Quality-wise the next best are generally acknowledged to be Mazis- (or Mazy-) Chambertin and Latricières-Chambertin. The former is incredibly concentrated and very fine but its structure is a little less firm than Le Chambertin. Latricières is less about power, although it can be explosively fruity, and more about an entrancing silkiness.
Situated slightly higher up the slope, Ruchottes-Chambertin is impressively rich, stylish and slightly angular. The tiny Griottes-Chambertin, which owes its name to the grill-pan shape of the vineyard rather than the wine’s Griottes cherry aroma, is lower down the slope and boasts a velvety texture and rich fruit reminiscent of Chambertin itself. It is generally better than the lighter although wonderfully fragrant Chapelle-Chambertin and Gevrey’s largest Grand Cru, the pure and seductive (if variable) Charmes-Chambertin.
Gevrey also has some outstanding Premier Crus on the south-east-facing slopes above the town. Les Cazetiers and especially Clos St Jacques produce some exceptional wines. Indeed Armand Rousseau, who pioneered domaine bottling here in the 1930s and is still one of the region’s very best producers, often sells his Clos St Jacques for more than several of his Grand Crus.

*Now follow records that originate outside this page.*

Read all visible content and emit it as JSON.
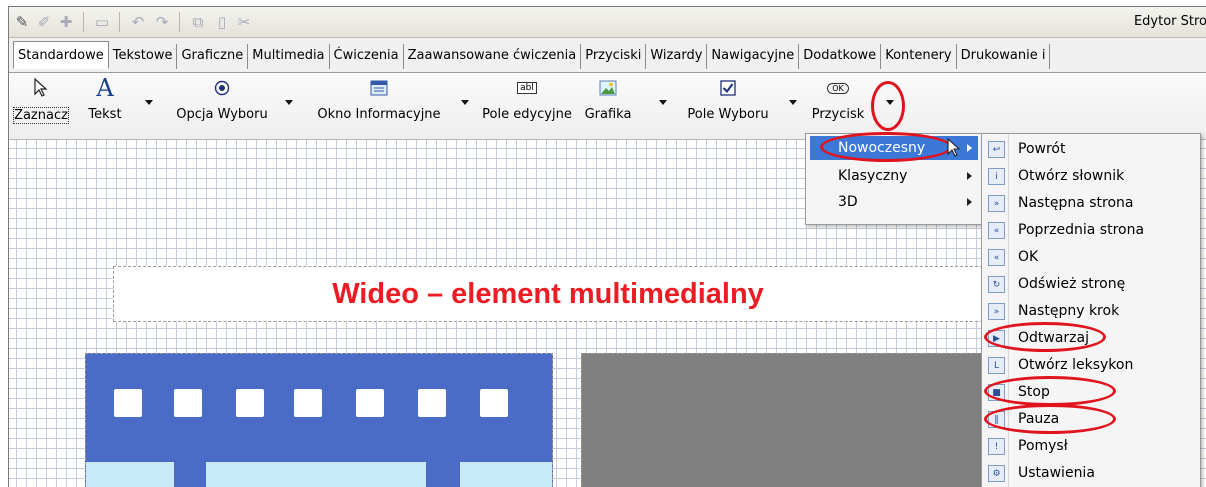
{
  "app": {
    "title": "Edytor Stro"
  },
  "quickbar": {
    "icons": [
      "edit-icon",
      "pencil-icon",
      "add-icon",
      "page-icon",
      "undo-icon",
      "redo-icon",
      "copy-icon",
      "paste-icon",
      "cut-icon"
    ]
  },
  "tabs": [
    {
      "label": "Standardowe",
      "active": true
    },
    {
      "label": "Tekstowe"
    },
    {
      "label": "Graficzne"
    },
    {
      "label": "Multimedia"
    },
    {
      "label": "Ćwiczenia"
    },
    {
      "label": "Zaawansowane ćwiczenia"
    },
    {
      "label": "Przyciski"
    },
    {
      "label": "Wizardy"
    },
    {
      "label": "Nawigacyjne"
    },
    {
      "label": "Dodatkowe"
    },
    {
      "label": "Kontenery"
    },
    {
      "label": "Drukowanie i"
    }
  ],
  "ribbon": {
    "select": {
      "label": "Zaznacz",
      "icon": "cursor-icon"
    },
    "text": {
      "label": "Tekst",
      "icon": "text-a-icon"
    },
    "option": {
      "label": "Opcja Wyboru",
      "icon": "radio-icon"
    },
    "infobox": {
      "label": "Okno Informacyjne",
      "icon": "window-icon"
    },
    "editfield": {
      "label": "Pole edycyjne",
      "icon": "textfield-icon",
      "glyph": "abl"
    },
    "graphic": {
      "label": "Grafika",
      "icon": "image-icon"
    },
    "checkbox": {
      "label": "Pole Wyboru",
      "icon": "checkbox-icon"
    },
    "button": {
      "label": "Przycisk",
      "icon": "button-icon",
      "glyph": "OK"
    }
  },
  "canvas": {
    "title": "Wideo – element multimedialny"
  },
  "menu_style": {
    "items": [
      {
        "label": "Nowoczesny",
        "highlighted": true
      },
      {
        "label": "Klasyczny"
      },
      {
        "label": "3D"
      }
    ]
  },
  "menu_buttons": {
    "items": [
      {
        "label": "Powrót",
        "glyph": "↩"
      },
      {
        "label": "Otwórz słownik",
        "glyph": "i"
      },
      {
        "label": "Następna strona",
        "glyph": "»"
      },
      {
        "label": "Poprzednia strona",
        "glyph": "«"
      },
      {
        "label": "OK",
        "glyph": "«"
      },
      {
        "label": "Odśwież stronę",
        "glyph": "↻"
      },
      {
        "label": "Następny krok",
        "glyph": "»"
      },
      {
        "label": "Odtwarzaj",
        "glyph": "▶"
      },
      {
        "label": "Otwórz leksykon",
        "glyph": "L"
      },
      {
        "label": "Stop",
        "glyph": "■"
      },
      {
        "label": "Pauza",
        "glyph": "‖"
      },
      {
        "label": "Pomysł",
        "glyph": "!"
      },
      {
        "label": "Ustawienia",
        "glyph": "⚙"
      }
    ]
  },
  "colors": {
    "annotation_red": "#e0141e",
    "title_red": "#ed1c24",
    "menu_highlight": "#3b78d8",
    "video_blue": "#4b6cc6"
  }
}
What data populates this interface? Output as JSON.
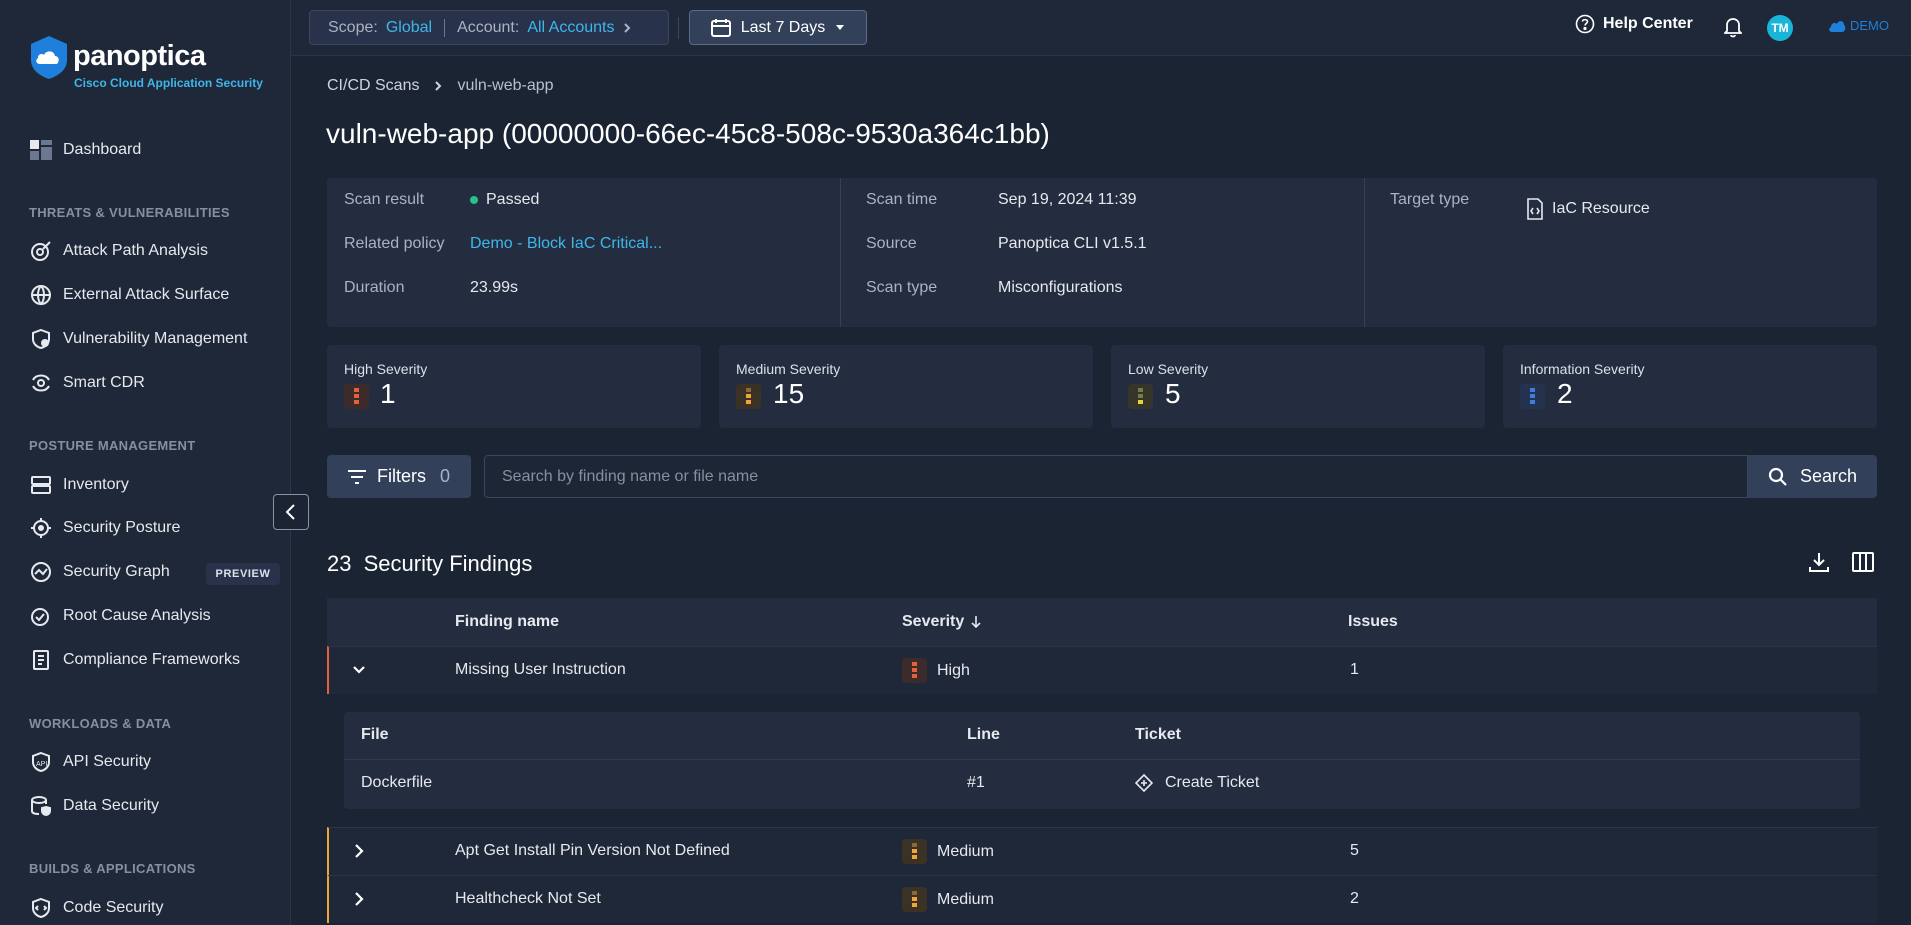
{
  "brand": {
    "name": "panoptica",
    "subtitle": "Cisco Cloud Application Security"
  },
  "sidebar": {
    "dashboard": "Dashboard",
    "sections": [
      {
        "title": "THREATS & VULNERABILITIES",
        "items": [
          "Attack Path Analysis",
          "External Attack Surface",
          "Vulnerability Management",
          "Smart CDR"
        ]
      },
      {
        "title": "POSTURE MANAGEMENT",
        "items": [
          "Inventory",
          "Security Posture",
          "Security Graph",
          "Root Cause Analysis",
          "Compliance Frameworks"
        ]
      },
      {
        "title": "WORKLOADS & DATA",
        "items": [
          "API Security",
          "Data Security"
        ]
      },
      {
        "title": "BUILDS & APPLICATIONS",
        "items": [
          "Code Security"
        ]
      }
    ],
    "preview_badge": "PREVIEW"
  },
  "topbar": {
    "scope_label": "Scope:",
    "scope_value": "Global",
    "account_label": "Account:",
    "account_value": "All Accounts",
    "date_range": "Last 7 Days",
    "help": "Help Center",
    "avatar": "TM",
    "env": "DEMO"
  },
  "breadcrumb": {
    "parent": "CI/CD Scans",
    "current": "vuln-web-app"
  },
  "page_title": "vuln-web-app (00000000-66ec-45c8-508c-9530a364c1bb)",
  "scan_info": {
    "scan_result_label": "Scan result",
    "scan_result": "Passed",
    "related_policy_label": "Related policy",
    "related_policy": "Demo - Block IaC Critical...",
    "duration_label": "Duration",
    "duration": "23.99s",
    "scan_time_label": "Scan time",
    "scan_time": "Sep 19, 2024 11:39",
    "source_label": "Source",
    "source": "Panoptica CLI v1.5.1",
    "scan_type_label": "Scan type",
    "scan_type": "Misconfigurations",
    "target_type_label": "Target type",
    "target_type": "IaC Resource"
  },
  "severity_cards": [
    {
      "title": "High Severity",
      "count": "1",
      "color": "#e2623d"
    },
    {
      "title": "Medium Severity",
      "count": "15",
      "color": "#f0a53a"
    },
    {
      "title": "Low Severity",
      "count": "5",
      "color": "#e8d23a"
    },
    {
      "title": "Information Severity",
      "count": "2",
      "color": "#3f7fdc"
    }
  ],
  "filters": {
    "label": "Filters",
    "count": "0"
  },
  "search": {
    "placeholder": "Search by finding name or file name",
    "button": "Search"
  },
  "findings": {
    "count": "23",
    "title": "Security Findings",
    "columns": [
      "Finding name",
      "Severity",
      "Issues"
    ],
    "rows": [
      {
        "name": "Missing User Instruction",
        "severity": "High",
        "issues": "1"
      },
      {
        "name": "Apt Get Install Pin Version Not Defined",
        "severity": "Medium",
        "issues": "5"
      },
      {
        "name": "Healthcheck Not Set",
        "severity": "Medium",
        "issues": "2"
      }
    ],
    "expanded": {
      "columns": [
        "File",
        "Line",
        "Ticket"
      ],
      "file": "Dockerfile",
      "line": "#1",
      "ticket": "Create Ticket"
    }
  }
}
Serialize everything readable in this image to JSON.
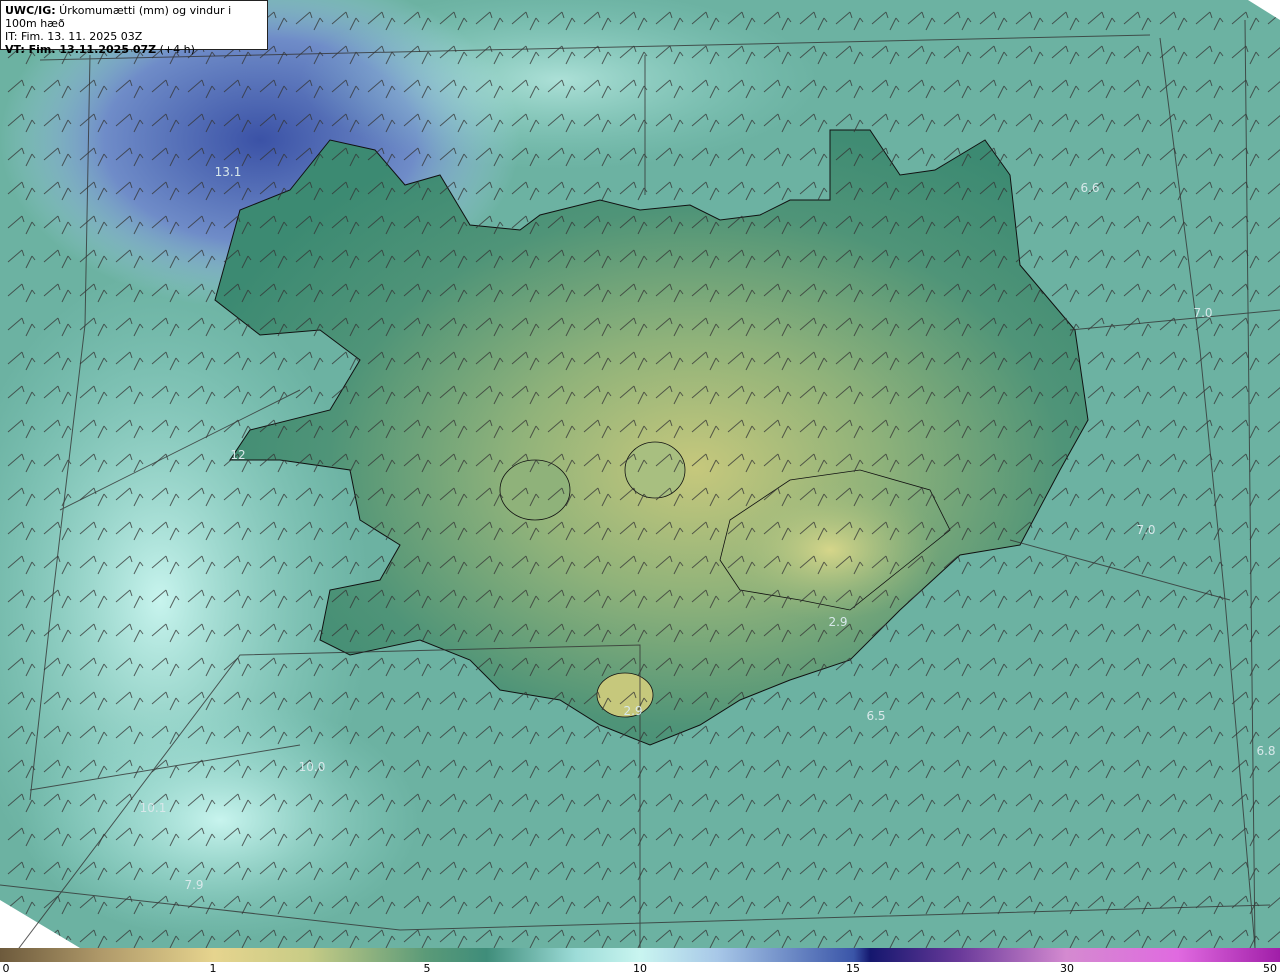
{
  "header": {
    "title_bold": "UWC/IG:",
    "title_rest": " Úrkomumætti (mm) og vindur i 100m hæð",
    "issue_time": "IT: Fim. 13. 11. 2025 03Z",
    "valid_bold": "VT: Fim. 13.11.2025 07Z",
    "valid_rest": " (+4 h)"
  },
  "value_labels": [
    {
      "id": "v1",
      "text": "13.1"
    },
    {
      "id": "v2",
      "text": "6.6"
    },
    {
      "id": "v3",
      "text": "7.0"
    },
    {
      "id": "v4",
      "text": "7.0"
    },
    {
      "id": "v5",
      "text": "6.5"
    },
    {
      "id": "v6",
      "text": "6.8"
    },
    {
      "id": "v7",
      "text": "10.0"
    },
    {
      "id": "v8",
      "text": "10.1"
    },
    {
      "id": "v9",
      "text": "7.9"
    },
    {
      "id": "v10",
      "text": "2.9"
    },
    {
      "id": "v11",
      "text": "2.9"
    },
    {
      "id": "v12",
      "text": "12"
    }
  ],
  "colorbar": {
    "ticks": [
      "0",
      "1",
      "5",
      "10",
      "15",
      "30",
      "50"
    ]
  }
}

Drinking dates for these wines vary, but Grand Crus are generally best from at least 10 to 25 years, Premier Crus from 8 to 20 years and village wines from 5 to 12 years.
Not as know as the most expensive producers, Harmand Geoffroy is a host when you visit his cellar. A product of ancient vines, this Gevrey-Chambertin has a brilliant, majestic nose which is hauntingly fine and expresses exceptional detail as well as great power. Magical little red fruits dance across the palate, but there’s no doubt that there is a granitic structure beneath the silky surface too.
It is hard to see how this wine could be any better than this !